September 5, 2013:
Russia has gone public with fears that their ambitious new warship building program may take up to five years longer. The Navy modernization plans are underway and include new equipment and facilities. New base construction is continuing in the Black Sea (at Novorossiisk, as an alternative to the old Soviet base of Sevastopol that is rented from Ukraine), the north coast (for the new Borei and Yasen class nuclear subs), and the Pacific (for the two new Mistral class amphibious ships). Dozens of new ships are on order and the navy is on schedule to complete the current modernization plans after another decade of effort, if the promised money keeps coming.

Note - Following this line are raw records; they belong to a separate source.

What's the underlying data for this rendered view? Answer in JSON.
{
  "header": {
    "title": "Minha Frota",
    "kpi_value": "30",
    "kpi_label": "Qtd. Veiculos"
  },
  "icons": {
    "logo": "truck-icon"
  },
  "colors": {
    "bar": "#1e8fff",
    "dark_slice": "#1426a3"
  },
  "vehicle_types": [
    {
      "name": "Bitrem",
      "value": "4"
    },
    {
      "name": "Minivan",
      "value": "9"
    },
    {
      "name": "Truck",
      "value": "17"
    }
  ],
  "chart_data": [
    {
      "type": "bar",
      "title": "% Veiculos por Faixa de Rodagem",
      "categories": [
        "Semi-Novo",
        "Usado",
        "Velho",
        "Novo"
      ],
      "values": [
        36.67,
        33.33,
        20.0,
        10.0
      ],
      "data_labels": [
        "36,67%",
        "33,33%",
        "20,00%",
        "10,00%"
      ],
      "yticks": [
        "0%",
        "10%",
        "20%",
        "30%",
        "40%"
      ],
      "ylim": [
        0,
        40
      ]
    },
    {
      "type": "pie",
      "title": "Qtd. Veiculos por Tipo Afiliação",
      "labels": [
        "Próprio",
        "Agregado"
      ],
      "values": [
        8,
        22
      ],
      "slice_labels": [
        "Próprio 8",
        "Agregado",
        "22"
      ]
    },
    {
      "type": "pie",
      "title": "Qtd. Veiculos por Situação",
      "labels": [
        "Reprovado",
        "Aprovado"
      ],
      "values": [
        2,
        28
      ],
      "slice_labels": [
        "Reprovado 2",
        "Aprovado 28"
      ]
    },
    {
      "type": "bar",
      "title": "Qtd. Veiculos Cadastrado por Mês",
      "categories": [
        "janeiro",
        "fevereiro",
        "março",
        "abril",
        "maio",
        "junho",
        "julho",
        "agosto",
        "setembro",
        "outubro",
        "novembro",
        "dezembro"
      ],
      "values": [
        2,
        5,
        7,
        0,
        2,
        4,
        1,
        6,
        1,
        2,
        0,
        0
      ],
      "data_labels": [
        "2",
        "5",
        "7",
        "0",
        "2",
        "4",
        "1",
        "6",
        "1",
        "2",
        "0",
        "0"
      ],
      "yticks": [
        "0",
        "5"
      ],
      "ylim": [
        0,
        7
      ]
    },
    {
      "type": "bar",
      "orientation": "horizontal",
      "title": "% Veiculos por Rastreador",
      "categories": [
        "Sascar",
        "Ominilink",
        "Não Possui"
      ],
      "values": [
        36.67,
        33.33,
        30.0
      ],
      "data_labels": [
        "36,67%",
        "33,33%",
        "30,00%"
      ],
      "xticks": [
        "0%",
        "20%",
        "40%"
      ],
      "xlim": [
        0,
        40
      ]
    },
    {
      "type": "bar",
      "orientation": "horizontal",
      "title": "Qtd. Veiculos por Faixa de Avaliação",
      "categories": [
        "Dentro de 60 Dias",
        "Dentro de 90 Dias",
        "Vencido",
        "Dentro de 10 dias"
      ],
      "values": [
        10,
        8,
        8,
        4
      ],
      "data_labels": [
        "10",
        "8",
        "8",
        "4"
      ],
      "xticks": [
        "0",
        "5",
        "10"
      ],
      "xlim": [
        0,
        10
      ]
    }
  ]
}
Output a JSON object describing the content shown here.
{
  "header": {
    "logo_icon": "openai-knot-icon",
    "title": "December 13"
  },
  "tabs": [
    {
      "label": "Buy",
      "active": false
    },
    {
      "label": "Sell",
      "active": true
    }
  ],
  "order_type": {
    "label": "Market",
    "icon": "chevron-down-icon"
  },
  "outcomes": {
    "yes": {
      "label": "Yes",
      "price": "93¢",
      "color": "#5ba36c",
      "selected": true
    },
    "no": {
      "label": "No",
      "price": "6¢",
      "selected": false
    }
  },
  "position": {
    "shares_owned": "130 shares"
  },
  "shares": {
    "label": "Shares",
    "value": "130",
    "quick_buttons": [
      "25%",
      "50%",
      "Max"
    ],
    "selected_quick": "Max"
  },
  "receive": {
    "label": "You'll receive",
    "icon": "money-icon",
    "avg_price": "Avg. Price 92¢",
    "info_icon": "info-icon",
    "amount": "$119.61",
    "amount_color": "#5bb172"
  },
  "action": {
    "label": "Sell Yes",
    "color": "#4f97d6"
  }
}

Money is not the big problem. The inability of the Russian defense industry, especially the ship yards, is. This problem is not a secret, the extent of it, however, is generally unknown. The public got a hint three years ago that something was very wrong. In 2010, the government announced its decision to buy four Mistral amphibious assault ships from France. This was just the beginning, as the Russian Defense Minister made it clear that Russia would seek more Western weapons and military equipment. Russia was planning to spend over $600 billion in the next decade to replace aging Cold War gear. The Defense Ministry insisted that the Mistral deal was but the first of many. Russia already had a deal with Israel, to build a factory in Russia to build Israeli UAVs under license. Similar deals were made with other Western suppliers for armored vehicles from Italy and various bits of technology from other Western nations.
The problems with the Russian defense industry are many. They include a shortage of skilled workers and competent managers, as well as corruption, very poor quality control, and a tradition of ignoring complaints from users. Changing these Soviet era habits has proved extremely difficult. There are simply too few competent Russian managers (in general) and fewer still willing to work in the defense industries. Same deal with skilled workers. Even during the late Soviet era the defense industry was regarded as a refuge for over-paid and corrupt incompetents. Imposing Western ideas like warranties and financial controls didn't work. The warranties were not honored and the financial controls were seen as an interesting challenge, not a new tool to aid management.